The three plaintiffs expressed concern that the proposed expansion would reduce future property values.
Knapke acquired the farm in 1987. Besides the contract finishing business he started, the farm includes a 180-sow, farrow-to-finish operation. He stresses there were never any environmental complaints prior to the lawsuit.
In December 2000, Judge William Millard found evidence lacking to prove a nuisance case and denied the plaintiffs' request for an injunction.
Construction of a two-room, double-wide finisher was completed in the fall of 2001.
In March 2002, the judge awarded the Knapkes damages in the amount of $144,500 for lost production income and attorneys fees. The plaintiffs have appealed the damages ruling, says Leisa Boley Hellwarth, Knapke's attorney.
Hellwarth is a dairy farmer and attorney who represents farmers throughout Ohio from her office near Celina, OH. She can be reached at (419) 586-1072 or [email protected].
Tony Knapke says the ruling “was about like winning the Super Bowl of agriculture.” He credits Cooper Farms of Ft. Recovery, OH, his hog contractor, for footing the legal bills.
Neil Diller, Cooper Farms general manager, says it was time to take a stand against lawsuits based on scare tactics.
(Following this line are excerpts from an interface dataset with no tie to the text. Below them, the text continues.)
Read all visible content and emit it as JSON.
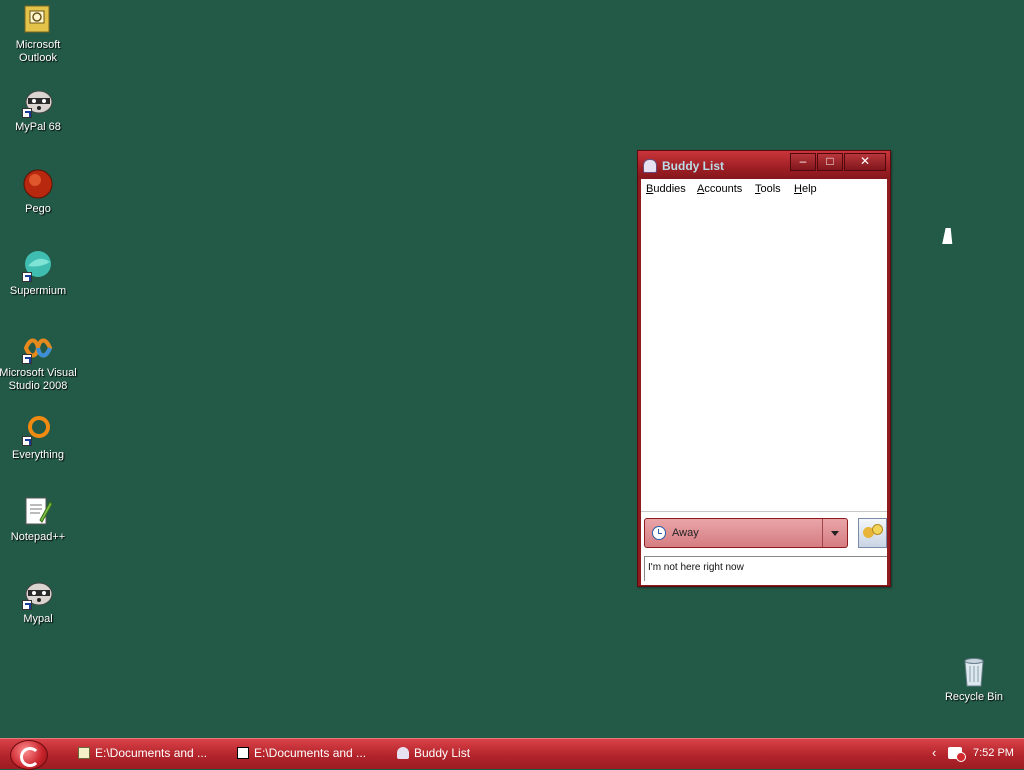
{
  "desktop": {
    "icons": [
      {
        "label": "Microsoft Outlook",
        "icon": "outlook-icon"
      },
      {
        "label": "MyPal 68",
        "icon": "raccoon-icon"
      },
      {
        "label": "Pego",
        "icon": "pego-icon"
      },
      {
        "label": "Supermium",
        "icon": "supermium-icon"
      },
      {
        "label": "Microsoft Visual Studio 2008",
        "icon": "visual-studio-icon"
      },
      {
        "label": "Everything",
        "icon": "everything-icon"
      },
      {
        "label": "Notepad++",
        "icon": "notepadpp-icon"
      },
      {
        "label": "Mypal",
        "icon": "raccoon-icon"
      },
      {
        "label": "Recycle Bin",
        "icon": "recycle-bin-icon"
      }
    ]
  },
  "window": {
    "title": "Buddy List",
    "controls": {
      "minimize": "–",
      "maximize": "□",
      "close": "✕"
    },
    "menu": [
      {
        "first": "B",
        "rest": "uddies"
      },
      {
        "first": "A",
        "rest": "ccounts"
      },
      {
        "first": "T",
        "rest": "ools"
      },
      {
        "first": "H",
        "rest": "elp"
      }
    ],
    "status": {
      "selected": "Away",
      "message": "I'm not here right now"
    }
  },
  "taskbar": {
    "tasks": [
      {
        "label": "E:\\Documents and ...",
        "icon": "notepad-icon"
      },
      {
        "label": "E:\\Documents and ...",
        "icon": "7zip-icon"
      },
      {
        "label": "Buddy List",
        "icon": "pidgin-icon"
      }
    ],
    "clock": "7:52 PM"
  },
  "colors": {
    "desktop": "#235a47",
    "window_frame": "#8f1b1f",
    "taskbar": "#b3242b"
  }
}
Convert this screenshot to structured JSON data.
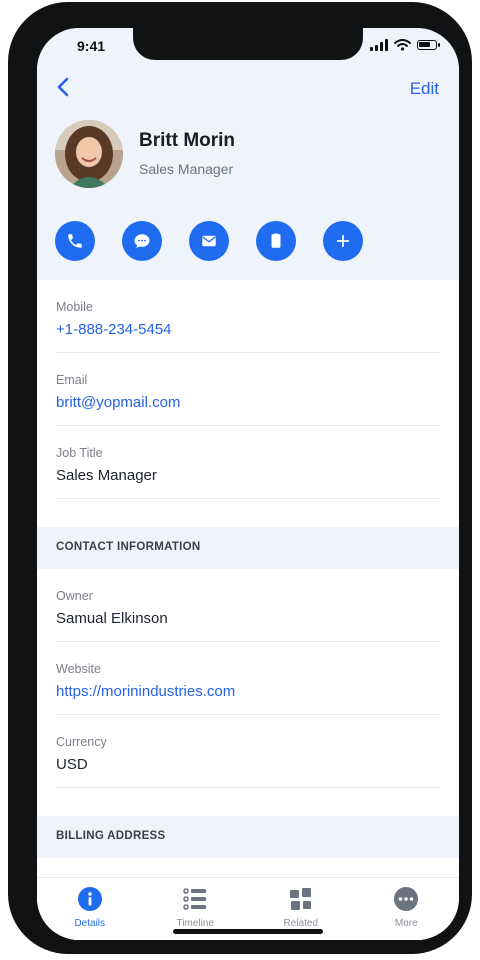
{
  "status_bar": {
    "time": "9:41"
  },
  "header": {
    "back_icon": "chevron-left-icon",
    "edit_label": "Edit"
  },
  "contact": {
    "name": "Britt Morin",
    "title": "Sales Manager"
  },
  "actions": [
    {
      "name": "call",
      "icon": "phone-icon"
    },
    {
      "name": "message",
      "icon": "chat-bubble-icon"
    },
    {
      "name": "email",
      "icon": "mail-icon"
    },
    {
      "name": "note",
      "icon": "document-icon"
    },
    {
      "name": "add",
      "icon": "plus-icon"
    }
  ],
  "fields": [
    {
      "label": "Mobile",
      "value": "+1-888-234-5454"
    },
    {
      "label": "Email",
      "value": "britt@yopmail.com"
    },
    {
      "label": "Job Title",
      "value": "Sales Manager"
    }
  ],
  "section_contact": {
    "title": "CONTACT INFORMATION",
    "fields": [
      {
        "label": "Owner",
        "value": "Samual Elkinson"
      },
      {
        "label": "Website",
        "value": "https://morinindustries.com"
      },
      {
        "label": "Currency",
        "value": "USD"
      }
    ]
  },
  "section_billing": {
    "title": "BILLING ADDRESS"
  },
  "tabs": [
    {
      "label": "Details",
      "icon": "info-icon",
      "active": true
    },
    {
      "label": "Timeline",
      "icon": "list-icon",
      "active": false
    },
    {
      "label": "Related",
      "icon": "grid-icon",
      "active": false
    },
    {
      "label": "More",
      "icon": "more-icon",
      "active": false
    }
  ],
  "colors": {
    "accent": "#1f6cf0",
    "link": "#2462e6",
    "header_bg": "#eff3fb"
  }
}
He hopes this ruling “sends a message to people that they better have a concrete basis for suing producers.”
Also supporting Knapke were the Ohio Pork Producers Council, Ohio Farm Bureau and Ohio Livestock Coalition.